▸ **TASK DESCRIPTION**: Reproduce the listing below character for character; drop every image.

▸ **DATASET EXCERPTS**:
□ □ □ □ □

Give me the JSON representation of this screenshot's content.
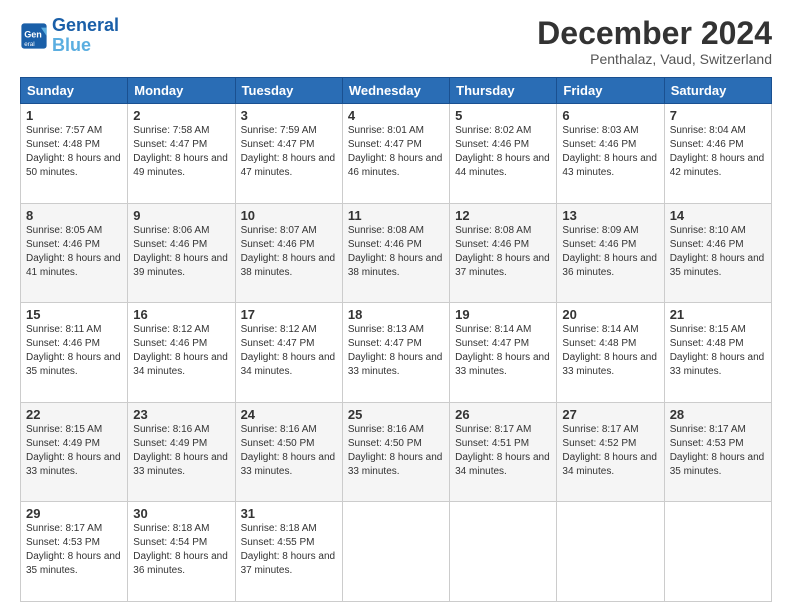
{
  "logo": {
    "line1": "General",
    "line2": "Blue"
  },
  "title": "December 2024",
  "subtitle": "Penthalaz, Vaud, Switzerland",
  "days": [
    "Sunday",
    "Monday",
    "Tuesday",
    "Wednesday",
    "Thursday",
    "Friday",
    "Saturday"
  ],
  "weeks": [
    [
      {
        "day": "1",
        "sunrise": "7:57 AM",
        "sunset": "4:48 PM",
        "daylight": "8 hours and 50 minutes."
      },
      {
        "day": "2",
        "sunrise": "7:58 AM",
        "sunset": "4:47 PM",
        "daylight": "8 hours and 49 minutes."
      },
      {
        "day": "3",
        "sunrise": "7:59 AM",
        "sunset": "4:47 PM",
        "daylight": "8 hours and 47 minutes."
      },
      {
        "day": "4",
        "sunrise": "8:01 AM",
        "sunset": "4:47 PM",
        "daylight": "8 hours and 46 minutes."
      },
      {
        "day": "5",
        "sunrise": "8:02 AM",
        "sunset": "4:46 PM",
        "daylight": "8 hours and 44 minutes."
      },
      {
        "day": "6",
        "sunrise": "8:03 AM",
        "sunset": "4:46 PM",
        "daylight": "8 hours and 43 minutes."
      },
      {
        "day": "7",
        "sunrise": "8:04 AM",
        "sunset": "4:46 PM",
        "daylight": "8 hours and 42 minutes."
      }
    ],
    [
      {
        "day": "8",
        "sunrise": "8:05 AM",
        "sunset": "4:46 PM",
        "daylight": "8 hours and 41 minutes."
      },
      {
        "day": "9",
        "sunrise": "8:06 AM",
        "sunset": "4:46 PM",
        "daylight": "8 hours and 39 minutes."
      },
      {
        "day": "10",
        "sunrise": "8:07 AM",
        "sunset": "4:46 PM",
        "daylight": "8 hours and 38 minutes."
      },
      {
        "day": "11",
        "sunrise": "8:08 AM",
        "sunset": "4:46 PM",
        "daylight": "8 hours and 38 minutes."
      },
      {
        "day": "12",
        "sunrise": "8:08 AM",
        "sunset": "4:46 PM",
        "daylight": "8 hours and 37 minutes."
      },
      {
        "day": "13",
        "sunrise": "8:09 AM",
        "sunset": "4:46 PM",
        "daylight": "8 hours and 36 minutes."
      },
      {
        "day": "14",
        "sunrise": "8:10 AM",
        "sunset": "4:46 PM",
        "daylight": "8 hours and 35 minutes."
      }
    ],
    [
      {
        "day": "15",
        "sunrise": "8:11 AM",
        "sunset": "4:46 PM",
        "daylight": "8 hours and 35 minutes."
      },
      {
        "day": "16",
        "sunrise": "8:12 AM",
        "sunset": "4:46 PM",
        "daylight": "8 hours and 34 minutes."
      },
      {
        "day": "17",
        "sunrise": "8:12 AM",
        "sunset": "4:47 PM",
        "daylight": "8 hours and 34 minutes."
      },
      {
        "day": "18",
        "sunrise": "8:13 AM",
        "sunset": "4:47 PM",
        "daylight": "8 hours and 33 minutes."
      },
      {
        "day": "19",
        "sunrise": "8:14 AM",
        "sunset": "4:47 PM",
        "daylight": "8 hours and 33 minutes."
      },
      {
        "day": "20",
        "sunrise": "8:14 AM",
        "sunset": "4:48 PM",
        "daylight": "8 hours and 33 minutes."
      },
      {
        "day": "21",
        "sunrise": "8:15 AM",
        "sunset": "4:48 PM",
        "daylight": "8 hours and 33 minutes."
      }
    ],
    [
      {
        "day": "22",
        "sunrise": "8:15 AM",
        "sunset": "4:49 PM",
        "daylight": "8 hours and 33 minutes."
      },
      {
        "day": "23",
        "sunrise": "8:16 AM",
        "sunset": "4:49 PM",
        "daylight": "8 hours and 33 minutes."
      },
      {
        "day": "24",
        "sunrise": "8:16 AM",
        "sunset": "4:50 PM",
        "daylight": "8 hours and 33 minutes."
      },
      {
        "day": "25",
        "sunrise": "8:16 AM",
        "sunset": "4:50 PM",
        "daylight": "8 hours and 33 minutes."
      },
      {
        "day": "26",
        "sunrise": "8:17 AM",
        "sunset": "4:51 PM",
        "daylight": "8 hours and 34 minutes."
      },
      {
        "day": "27",
        "sunrise": "8:17 AM",
        "sunset": "4:52 PM",
        "daylight": "8 hours and 34 minutes."
      },
      {
        "day": "28",
        "sunrise": "8:17 AM",
        "sunset": "4:53 PM",
        "daylight": "8 hours and 35 minutes."
      }
    ],
    [
      {
        "day": "29",
        "sunrise": "8:17 AM",
        "sunset": "4:53 PM",
        "daylight": "8 hours and 35 minutes."
      },
      {
        "day": "30",
        "sunrise": "8:18 AM",
        "sunset": "4:54 PM",
        "daylight": "8 hours and 36 minutes."
      },
      {
        "day": "31",
        "sunrise": "8:18 AM",
        "sunset": "4:55 PM",
        "daylight": "8 hours and 37 minutes."
      },
      null,
      null,
      null,
      null
    ]
  ],
  "labels": {
    "sunrise": "Sunrise:",
    "sunset": "Sunset:",
    "daylight": "Daylight:"
  }
}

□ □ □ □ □

▸ **SOLVED EXERCISE**:
Give me the JSON representation of this screenshot's content.
{
  "logo": {
    "line1": "General",
    "line2": "Blue"
  },
  "title": "December 2024",
  "subtitle": "Penthalaz, Vaud, Switzerland",
  "days": [
    "Sunday",
    "Monday",
    "Tuesday",
    "Wednesday",
    "Thursday",
    "Friday",
    "Saturday"
  ],
  "weeks": [
    [
      {
        "day": "1",
        "sunrise": "7:57 AM",
        "sunset": "4:48 PM",
        "daylight": "8 hours and 50 minutes."
      },
      {
        "day": "2",
        "sunrise": "7:58 AM",
        "sunset": "4:47 PM",
        "daylight": "8 hours and 49 minutes."
      },
      {
        "day": "3",
        "sunrise": "7:59 AM",
        "sunset": "4:47 PM",
        "daylight": "8 hours and 47 minutes."
      },
      {
        "day": "4",
        "sunrise": "8:01 AM",
        "sunset": "4:47 PM",
        "daylight": "8 hours and 46 minutes."
      },
      {
        "day": "5",
        "sunrise": "8:02 AM",
        "sunset": "4:46 PM",
        "daylight": "8 hours and 44 minutes."
      },
      {
        "day": "6",
        "sunrise": "8:03 AM",
        "sunset": "4:46 PM",
        "daylight": "8 hours and 43 minutes."
      },
      {
        "day": "7",
        "sunrise": "8:04 AM",
        "sunset": "4:46 PM",
        "daylight": "8 hours and 42 minutes."
      }
    ],
    [
      {
        "day": "8",
        "sunrise": "8:05 AM",
        "sunset": "4:46 PM",
        "daylight": "8 hours and 41 minutes."
      },
      {
        "day": "9",
        "sunrise": "8:06 AM",
        "sunset": "4:46 PM",
        "daylight": "8 hours and 39 minutes."
      },
      {
        "day": "10",
        "sunrise": "8:07 AM",
        "sunset": "4:46 PM",
        "daylight": "8 hours and 38 minutes."
      },
      {
        "day": "11",
        "sunrise": "8:08 AM",
        "sunset": "4:46 PM",
        "daylight": "8 hours and 38 minutes."
      },
      {
        "day": "12",
        "sunrise": "8:08 AM",
        "sunset": "4:46 PM",
        "daylight": "8 hours and 37 minutes."
      },
      {
        "day": "13",
        "sunrise": "8:09 AM",
        "sunset": "4:46 PM",
        "daylight": "8 hours and 36 minutes."
      },
      {
        "day": "14",
        "sunrise": "8:10 AM",
        "sunset": "4:46 PM",
        "daylight": "8 hours and 35 minutes."
      }
    ],
    [
      {
        "day": "15",
        "sunrise": "8:11 AM",
        "sunset": "4:46 PM",
        "daylight": "8 hours and 35 minutes."
      },
      {
        "day": "16",
        "sunrise": "8:12 AM",
        "sunset": "4:46 PM",
        "daylight": "8 hours and 34 minutes."
      },
      {
        "day": "17",
        "sunrise": "8:12 AM",
        "sunset": "4:47 PM",
        "daylight": "8 hours and 34 minutes."
      },
      {
        "day": "18",
        "sunrise": "8:13 AM",
        "sunset": "4:47 PM",
        "daylight": "8 hours and 33 minutes."
      },
      {
        "day": "19",
        "sunrise": "8:14 AM",
        "sunset": "4:47 PM",
        "daylight": "8 hours and 33 minutes."
      },
      {
        "day": "20",
        "sunrise": "8:14 AM",
        "sunset": "4:48 PM",
        "daylight": "8 hours and 33 minutes."
      },
      {
        "day": "21",
        "sunrise": "8:15 AM",
        "sunset": "4:48 PM",
        "daylight": "8 hours and 33 minutes."
      }
    ],
    [
      {
        "day": "22",
        "sunrise": "8:15 AM",
        "sunset": "4:49 PM",
        "daylight": "8 hours and 33 minutes."
      },
      {
        "day": "23",
        "sunrise": "8:16 AM",
        "sunset": "4:49 PM",
        "daylight": "8 hours and 33 minutes."
      },
      {
        "day": "24",
        "sunrise": "8:16 AM",
        "sunset": "4:50 PM",
        "daylight": "8 hours and 33 minutes."
      },
      {
        "day": "25",
        "sunrise": "8:16 AM",
        "sunset": "4:50 PM",
        "daylight": "8 hours and 33 minutes."
      },
      {
        "day": "26",
        "sunrise": "8:17 AM",
        "sunset": "4:51 PM",
        "daylight": "8 hours and 34 minutes."
      },
      {
        "day": "27",
        "sunrise": "8:17 AM",
        "sunset": "4:52 PM",
        "daylight": "8 hours and 34 minutes."
      },
      {
        "day": "28",
        "sunrise": "8:17 AM",
        "sunset": "4:53 PM",
        "daylight": "8 hours and 35 minutes."
      }
    ],
    [
      {
        "day": "29",
        "sunrise": "8:17 AM",
        "sunset": "4:53 PM",
        "daylight": "8 hours and 35 minutes."
      },
      {
        "day": "30",
        "sunrise": "8:18 AM",
        "sunset": "4:54 PM",
        "daylight": "8 hours and 36 minutes."
      },
      {
        "day": "31",
        "sunrise": "8:18 AM",
        "sunset": "4:55 PM",
        "daylight": "8 hours and 37 minutes."
      },
      null,
      null,
      null,
      null
    ]
  ],
  "labels": {
    "sunrise": "Sunrise:",
    "sunset": "Sunset:",
    "daylight": "Daylight:"
  }
}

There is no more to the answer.